* * * *

We’re running a little too late for comfort. Seats will be hard to come by when we make it to the theater. Luckily, the gods of parenting are smiling down on us and grant me a parking space at the mall within the first 2 minutes of my search. I lift Marcus atop my shoulders and tell him to hang on as we run full speed to the theater. He hangs onto my ear with one hand and flails the other in the air, taking advantage of our harried situation to play rodeo.

We make it to the theater in time to take a pre-emptive pee and push our way into theater number 9. As we walk along the corridor, I notice a very annoying strobe light blinking about every 5 seconds or so. In the theater itself, all the strobe lights are going. Since it’s only the two of us, we manage to find decent seats, up high and in the middle. Nice!

Marcus and I settle in to wait for the movie to begin, but this incessant strobe light is really starting to irritate people. I find out by eavesdropping on random chatter that someone triggered the fire alarm earlier and they need to wait for the Fire Marshall to reset it. Luckily, we were prepared. Marcus pulls a couple of Transformers from his cargo pants and makes a friend of a little girl sitting next to us. She’s brought a coloring book and wind-up ladybug to the table. They are going to be fine.

Time passes. Apparently more than I thought. I look at my watch. It is 6:45. Twenty minutes late, and no Fire Marshall in sight. Kids are becoming restless, parents are getting annoyed. Some of the weaker ones take their protesting kids and leave. We decide to stick it out.

About ten minutes later, a team of managers enters the theater. They call for our attention. The room quiets down to hopefully hear some good news.

“Ladies and gentlemen, please be patient. We’re still waiting for the Fire Marshall to arrive-- ”


Oh crap… was that my son? It sure sounded like him. Yes it was. He’s standing up, fist in the air. Heads turn. Kids laugh. I give my best “heh heh, what can you do?” shrug/smile.

The manager continues without missing a beat, “… Once they arrive we’ll be able to start the movie.”


Heads turn again, but instead of annoyance, I see smiles of agreement -- from the parents! Kids start pumping their fists in solidarity. My kid is spearheading a massive walk-out!

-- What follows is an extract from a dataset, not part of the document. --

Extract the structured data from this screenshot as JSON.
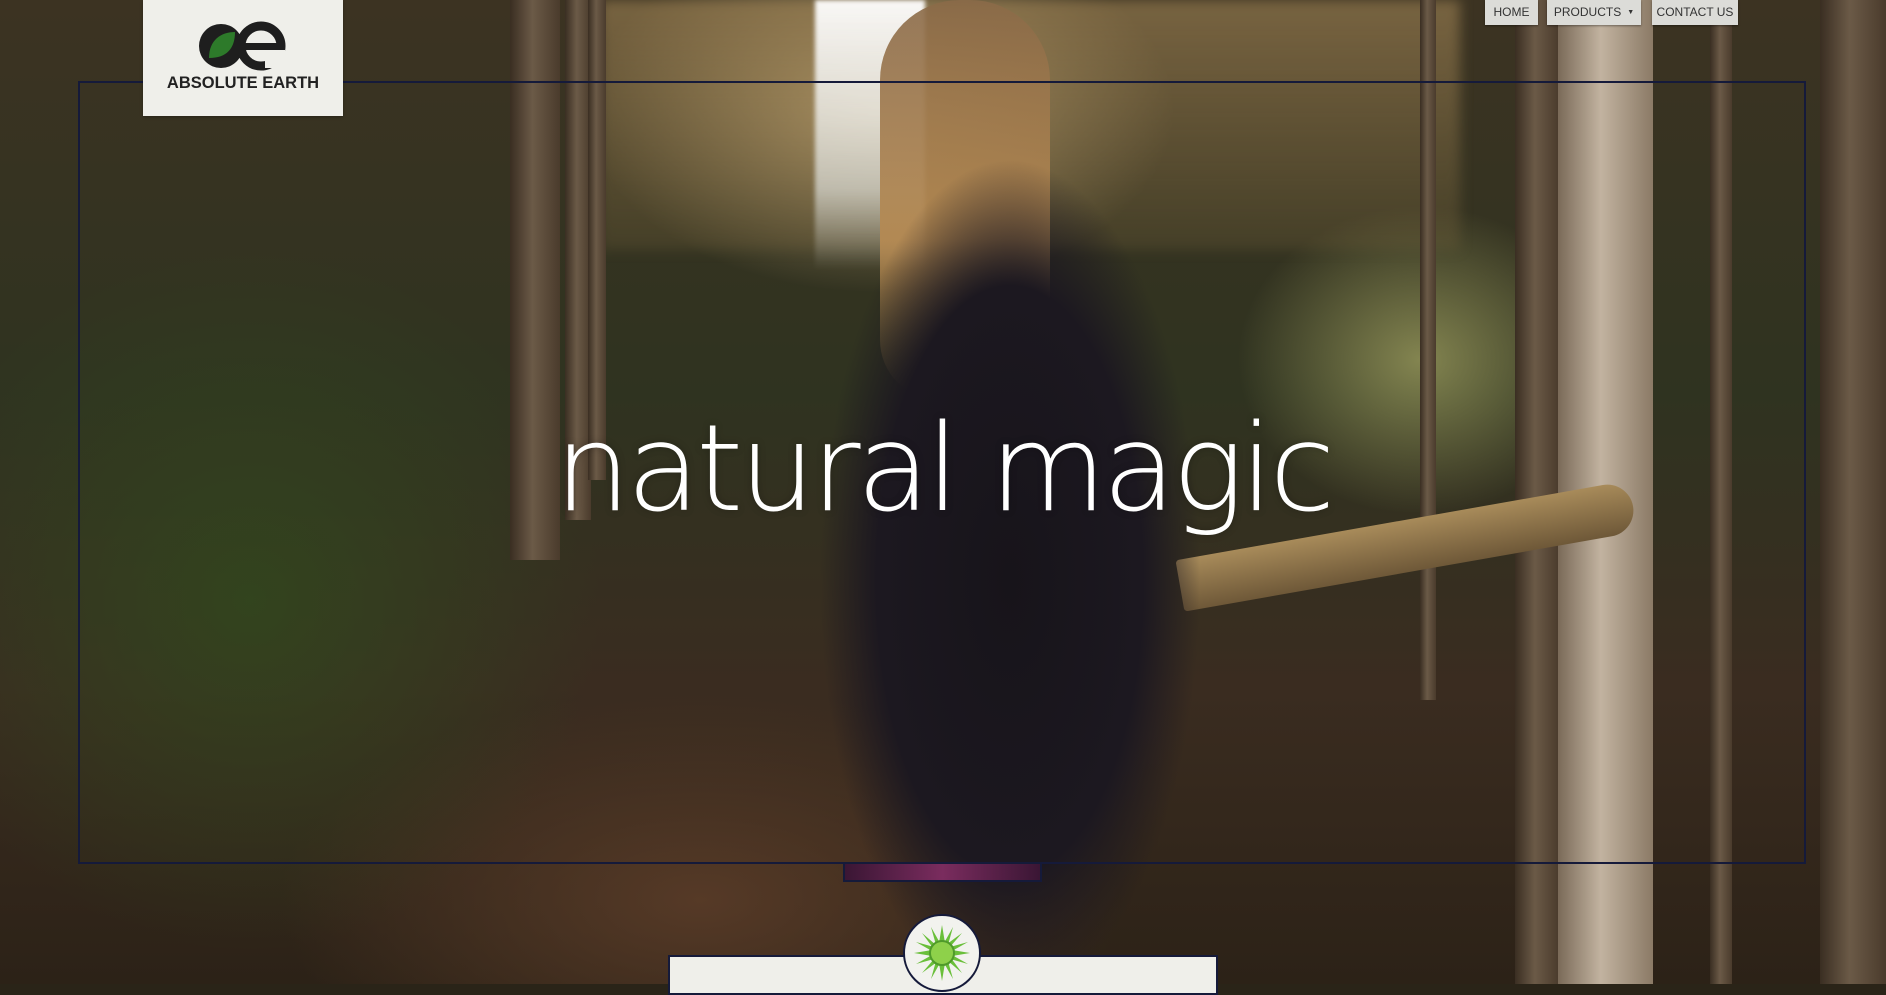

He’s won the kids over. Around the room, yeahs echo back in unison.

(He’s threatening corporate takeover???)


More agreement -- now from kids and parents alike. Random applause and laughter ensue. I’m one part shocked, one part impressed and one part utterly amused. I do the only thing I can do, given the situation. I sit back and enjoy the show.

The manager responds. “Sir, we’ll be starting the movie as soon as possible. Please be patient.”
(She called my 5-year old boy SIR! This just keeps getting better.)

Marcus responds by pumping both fists in the air. “PLAY IT NOW! ... PLAY IT NOW! ... PLAY IT NOW!”
The crowd follows along in unison. “PLAY IT NOW! PLAY IT NOW! PLAY IT NOW!”

Amidst the chanting, my beaming son turns to me and says, “DAD! I’m gonna be famous!!”
I’m thinking you already are, kiddo.

As with most of Marcus’ shenanigans, at some point I need to step back into responsible parent mode and ramp him down. Eventually, he’s back to ground level, but my curiosity is killing me.

“Hey Fury, where did you learn to do this stuff?”

He reflects for a moment. “I guess I watch too much TV.”

Parents, this is apparently what happens when you leave your TV on the History Channel.